## Problem statement
Without altering a single character, set down all of the data below.

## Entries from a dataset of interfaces
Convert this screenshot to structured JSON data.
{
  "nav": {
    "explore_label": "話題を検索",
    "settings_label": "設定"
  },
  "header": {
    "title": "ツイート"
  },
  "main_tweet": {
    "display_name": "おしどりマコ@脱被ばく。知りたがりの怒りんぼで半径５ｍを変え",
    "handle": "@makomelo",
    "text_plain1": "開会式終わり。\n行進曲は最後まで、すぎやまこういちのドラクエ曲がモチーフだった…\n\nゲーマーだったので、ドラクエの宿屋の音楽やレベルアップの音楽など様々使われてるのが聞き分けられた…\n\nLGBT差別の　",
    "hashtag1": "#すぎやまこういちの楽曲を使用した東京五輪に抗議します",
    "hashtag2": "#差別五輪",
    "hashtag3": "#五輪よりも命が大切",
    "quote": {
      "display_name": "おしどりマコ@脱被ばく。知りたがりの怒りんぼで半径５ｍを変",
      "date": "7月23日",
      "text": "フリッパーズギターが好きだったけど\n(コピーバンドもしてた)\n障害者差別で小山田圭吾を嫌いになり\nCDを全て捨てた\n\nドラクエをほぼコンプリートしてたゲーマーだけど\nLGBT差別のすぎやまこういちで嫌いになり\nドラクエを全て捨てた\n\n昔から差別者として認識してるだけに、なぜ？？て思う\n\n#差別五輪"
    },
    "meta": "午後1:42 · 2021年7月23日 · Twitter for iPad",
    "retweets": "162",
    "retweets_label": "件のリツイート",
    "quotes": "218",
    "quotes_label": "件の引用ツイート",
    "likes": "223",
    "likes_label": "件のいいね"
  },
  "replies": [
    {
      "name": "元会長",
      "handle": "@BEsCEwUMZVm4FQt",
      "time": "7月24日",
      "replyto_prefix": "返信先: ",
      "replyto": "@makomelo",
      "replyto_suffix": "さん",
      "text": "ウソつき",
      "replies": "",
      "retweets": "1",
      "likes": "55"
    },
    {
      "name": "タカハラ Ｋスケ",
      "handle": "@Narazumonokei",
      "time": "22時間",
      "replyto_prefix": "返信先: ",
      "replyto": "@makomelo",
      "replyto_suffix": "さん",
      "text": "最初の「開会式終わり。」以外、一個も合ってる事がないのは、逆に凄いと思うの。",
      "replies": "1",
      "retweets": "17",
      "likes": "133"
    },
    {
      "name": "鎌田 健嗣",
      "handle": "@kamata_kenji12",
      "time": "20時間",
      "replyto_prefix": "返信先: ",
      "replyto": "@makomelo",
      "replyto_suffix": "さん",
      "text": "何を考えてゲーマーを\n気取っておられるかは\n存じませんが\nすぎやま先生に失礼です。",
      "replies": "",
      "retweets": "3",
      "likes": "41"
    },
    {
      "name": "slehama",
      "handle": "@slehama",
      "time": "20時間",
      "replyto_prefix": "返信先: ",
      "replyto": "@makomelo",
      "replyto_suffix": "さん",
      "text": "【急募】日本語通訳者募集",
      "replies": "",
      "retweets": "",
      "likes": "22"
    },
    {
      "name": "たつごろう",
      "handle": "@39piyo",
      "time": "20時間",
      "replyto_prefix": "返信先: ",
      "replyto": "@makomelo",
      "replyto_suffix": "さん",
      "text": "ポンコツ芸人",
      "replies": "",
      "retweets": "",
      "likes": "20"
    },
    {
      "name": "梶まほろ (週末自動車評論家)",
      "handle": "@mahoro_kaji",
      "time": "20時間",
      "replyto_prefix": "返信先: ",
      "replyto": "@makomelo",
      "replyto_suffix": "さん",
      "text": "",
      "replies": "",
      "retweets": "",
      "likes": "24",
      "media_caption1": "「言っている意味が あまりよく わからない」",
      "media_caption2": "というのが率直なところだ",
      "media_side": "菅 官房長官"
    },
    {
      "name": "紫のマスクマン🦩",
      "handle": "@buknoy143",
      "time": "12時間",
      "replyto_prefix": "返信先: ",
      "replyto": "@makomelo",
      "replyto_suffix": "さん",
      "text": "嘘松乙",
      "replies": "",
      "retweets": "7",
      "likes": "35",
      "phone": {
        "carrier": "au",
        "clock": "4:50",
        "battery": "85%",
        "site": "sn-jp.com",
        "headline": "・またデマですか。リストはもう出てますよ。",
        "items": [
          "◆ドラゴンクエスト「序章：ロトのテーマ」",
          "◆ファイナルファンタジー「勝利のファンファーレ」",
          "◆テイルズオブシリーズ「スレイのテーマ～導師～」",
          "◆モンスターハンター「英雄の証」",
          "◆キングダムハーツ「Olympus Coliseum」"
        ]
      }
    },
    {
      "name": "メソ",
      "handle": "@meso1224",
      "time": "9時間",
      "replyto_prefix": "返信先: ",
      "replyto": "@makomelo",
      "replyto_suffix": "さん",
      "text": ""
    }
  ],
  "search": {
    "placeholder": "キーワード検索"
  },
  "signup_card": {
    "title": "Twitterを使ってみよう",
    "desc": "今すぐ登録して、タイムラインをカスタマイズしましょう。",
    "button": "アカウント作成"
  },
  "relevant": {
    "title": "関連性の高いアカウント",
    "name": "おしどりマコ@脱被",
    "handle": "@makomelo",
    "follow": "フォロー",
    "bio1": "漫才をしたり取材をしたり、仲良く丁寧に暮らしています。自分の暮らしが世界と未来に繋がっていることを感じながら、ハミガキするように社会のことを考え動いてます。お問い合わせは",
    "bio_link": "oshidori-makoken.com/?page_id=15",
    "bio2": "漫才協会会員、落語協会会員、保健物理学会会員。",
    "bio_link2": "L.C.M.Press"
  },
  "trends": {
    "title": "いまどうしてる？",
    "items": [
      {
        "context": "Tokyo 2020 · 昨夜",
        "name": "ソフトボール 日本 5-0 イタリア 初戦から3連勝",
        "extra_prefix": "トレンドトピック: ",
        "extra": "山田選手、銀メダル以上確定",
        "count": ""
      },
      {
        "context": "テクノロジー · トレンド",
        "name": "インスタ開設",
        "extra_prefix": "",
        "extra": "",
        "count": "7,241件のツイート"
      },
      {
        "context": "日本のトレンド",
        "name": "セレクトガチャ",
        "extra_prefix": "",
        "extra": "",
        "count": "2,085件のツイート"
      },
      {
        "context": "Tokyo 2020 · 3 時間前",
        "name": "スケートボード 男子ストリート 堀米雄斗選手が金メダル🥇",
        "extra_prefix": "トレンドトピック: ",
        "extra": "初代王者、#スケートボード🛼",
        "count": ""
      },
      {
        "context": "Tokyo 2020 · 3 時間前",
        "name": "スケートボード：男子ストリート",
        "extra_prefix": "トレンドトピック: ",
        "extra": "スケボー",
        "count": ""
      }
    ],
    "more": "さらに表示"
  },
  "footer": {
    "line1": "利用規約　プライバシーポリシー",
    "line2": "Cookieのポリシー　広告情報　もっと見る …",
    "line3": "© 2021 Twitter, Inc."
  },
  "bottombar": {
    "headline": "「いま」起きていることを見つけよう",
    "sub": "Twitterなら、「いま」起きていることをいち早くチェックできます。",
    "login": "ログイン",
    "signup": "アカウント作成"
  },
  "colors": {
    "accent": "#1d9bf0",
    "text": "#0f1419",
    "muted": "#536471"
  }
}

## Your solution
Convert this screenshot to structured JSON data.
{
  "nav": {
    "explore_label": "話題を検索",
    "settings_label": "設定"
  },
  "header": {
    "title": "ツイート"
  },
  "main_tweet": {
    "display_name": "おしどりマコ@脱被ばく。知りたがりの怒りんぼで半径５ｍを変え",
    "handle": "@makomelo",
    "text_plain1": "開会式終わり。\n行進曲は最後まで、すぎやまこういちのドラクエ曲がモチーフだった…\n\nゲーマーだったので、ドラクエの宿屋の音楽やレベルアップの音楽など様々使われてるのが聞き分けられた…\n\nLGBT差別の　",
    "hashtag1": "#すぎやまこういちの楽曲を使用した東京五輪に抗議します",
    "hashtag2": "#差別五輪",
    "hashtag3": "#五輪よりも命が大切",
    "quote": {
      "display_name": "おしどりマコ@脱被ばく。知りたがりの怒りんぼで半径５ｍを変",
      "date": "7月23日",
      "text": "フリッパーズギターが好きだったけど\n(コピーバンドもしてた)\n障害者差別で小山田圭吾を嫌いになり\nCDを全て捨てた\n\nドラクエをほぼコンプリートしてたゲーマーだけど\nLGBT差別のすぎやまこういちで嫌いになり\nドラクエを全て捨てた\n\n昔から差別者として認識してるだけに、なぜ？？て思う\n\n#差別五輪"
    },
    "meta": "午後1:42 · 2021年7月23日 · Twitter for iPad",
    "retweets": "162",
    "retweets_label": "件のリツイート",
    "quotes": "218",
    "quotes_label": "件の引用ツイート",
    "likes": "223",
    "likes_label": "件のいいね"
  },
  "replies": [
    {
      "name": "元会長",
      "handle": "@BEsCEwUMZVm4FQt",
      "time": "7月24日",
      "replyto_prefix": "返信先: ",
      "replyto": "@makomelo",
      "replyto_suffix": "さん",
      "text": "ウソつき",
      "replies": "",
      "retweets": "1",
      "likes": "55"
    },
    {
      "name": "タカハラ Ｋスケ",
      "handle": "@Narazumonokei",
      "time": "22時間",
      "replyto_prefix": "返信先: ",
      "replyto": "@makomelo",
      "replyto_suffix": "さん",
      "text": "最初の「開会式終わり。」以外、一個も合ってる事がないのは、逆に凄いと思うの。",
      "replies": "1",
      "retweets": "17",
      "likes": "133"
    },
    {
      "name": "鎌田 健嗣",
      "handle": "@kamata_kenji12",
      "time": "20時間",
      "replyto_prefix": "返信先: ",
      "replyto": "@makomelo",
      "replyto_suffix": "さん",
      "text": "何を考えてゲーマーを\n気取っておられるかは\n存じませんが\nすぎやま先生に失礼です。",
      "replies": "",
      "retweets": "3",
      "likes": "41"
    },
    {
      "name": "slehama",
      "handle": "@slehama",
      "time": "20時間",
      "replyto_prefix": "返信先: ",
      "replyto": "@makomelo",
      "replyto_suffix": "さん",
      "text": "【急募】日本語通訳者募集",
      "replies": "",
      "retweets": "",
      "likes": "22"
    },
    {
      "name": "たつごろう",
      "handle": "@39piyo",
      "time": "20時間",
      "replyto_prefix": "返信先: ",
      "replyto": "@makomelo",
      "replyto_suffix": "さん",
      "text": "ポンコツ芸人",
      "replies": "",
      "retweets": "",
      "likes": "20"
    },
    {
      "name": "梶まほろ (週末自動車評論家)",
      "handle": "@mahoro_kaji",
      "time": "20時間",
      "replyto_prefix": "返信先: ",
      "replyto": "@makomelo",
      "replyto_suffix": "さん",
      "text": "",
      "replies": "",
      "retweets": "",
      "likes": "24",
      "media_caption1": "「言っている意味が あまりよく わからない」",
      "media_caption2": "というのが率直なところだ",
      "media_side": "菅 官房長官"
    },
    {
      "name": "紫のマスクマン🦩",
      "handle": "@buknoy143",
      "time": "12時間",
      "replyto_prefix": "返信先: ",
      "replyto": "@makomelo",
      "replyto_suffix": "さん",
      "text": "嘘松乙",
      "replies": "",
      "retweets": "7",
      "likes": "35",
      "phone": {
        "carrier": "au",
        "clock": "4:50",
        "battery": "85%",
        "site": "sn-jp.com",
        "headline": "・またデマですか。リストはもう出てますよ。",
        "items": [
          "◆ドラゴンクエスト「序章：ロトのテーマ」",
          "◆ファイナルファンタジー「勝利のファンファーレ」",
          "◆テイルズオブシリーズ「スレイのテーマ～導師～」",
          "◆モンスターハンター「英雄の証」",
          "◆キングダムハーツ「Olympus Coliseum」"
        ]
      }
    },
    {
      "name": "メソ",
      "handle": "@meso1224",
      "time": "9時間",
      "replyto_prefix": "返信先: ",
      "replyto": "@makomelo",
      "replyto_suffix": "さん",
      "text": ""
    }
  ],
  "search": {
    "placeholder": "キーワード検索"
  },
  "signup_card": {
    "title": "Twitterを使ってみよう",
    "desc": "今すぐ登録して、タイムラインをカスタマイズしましょう。",
    "button": "アカウント作成"
  },
  "relevant": {
    "title": "関連性の高いアカウント",
    "name": "おしどりマコ@脱被",
    "handle": "@makomelo",
    "follow": "フォロー",
    "bio1": "漫才をしたり取材をしたり、仲良く丁寧に暮らしています。自分の暮らしが世界と未来に繋がっていることを感じながら、ハミガキするように社会のことを考え動いてます。お問い合わせは",
    "bio_link": "oshidori-makoken.com/?page_id=15",
    "bio2": "漫才協会会員、落語協会会員、保健物理学会会員。",
    "bio_link2": "L.C.M.Press"
  },
  "trends": {
    "title": "いまどうしてる？",
    "items": [
      {
        "context": "Tokyo 2020 · 昨夜",
        "name": "ソフトボール 日本 5-0 イタリア 初戦から3連勝",
        "extra_prefix": "トレンドトピック: ",
        "extra": "山田選手、銀メダル以上確定",
        "count": ""
      },
      {
        "context": "テクノロジー · トレンド",
        "name": "インスタ開設",
        "extra_prefix": "",
        "extra": "",
        "count": "7,241件のツイート"
      },
      {
        "context": "日本のトレンド",
        "name": "セレクトガチャ",
        "extra_prefix": "",
        "extra": "",
        "count": "2,085件のツイート"
      },
      {
        "context": "Tokyo 2020 · 3 時間前",
        "name": "スケートボード 男子ストリート 堀米雄斗選手が金メダル🥇",
        "extra_prefix": "トレンドトピック: ",
        "extra": "初代王者、#スケートボード🛼",
        "count": ""
      },
      {
        "context": "Tokyo 2020 · 3 時間前",
        "name": "スケートボード：男子ストリート",
        "extra_prefix": "トレンドトピック: ",
        "extra": "スケボー",
        "count": ""
      }
    ],
    "more": "さらに表示"
  },
  "footer": {
    "line1": "利用規約　プライバシーポリシー",
    "line2": "Cookieのポリシー　広告情報　もっと見る …",
    "line3": "© 2021 Twitter, Inc."
  },
  "bottombar": {
    "headline": "「いま」起きていることを見つけよう",
    "sub": "Twitterなら、「いま」起きていることをいち早くチェックできます。",
    "login": "ログイン",
    "signup": "アカウント作成"
  },
  "colors": {
    "accent": "#1d9bf0",
    "text": "#0f1419",
    "muted": "#536471"
  }
}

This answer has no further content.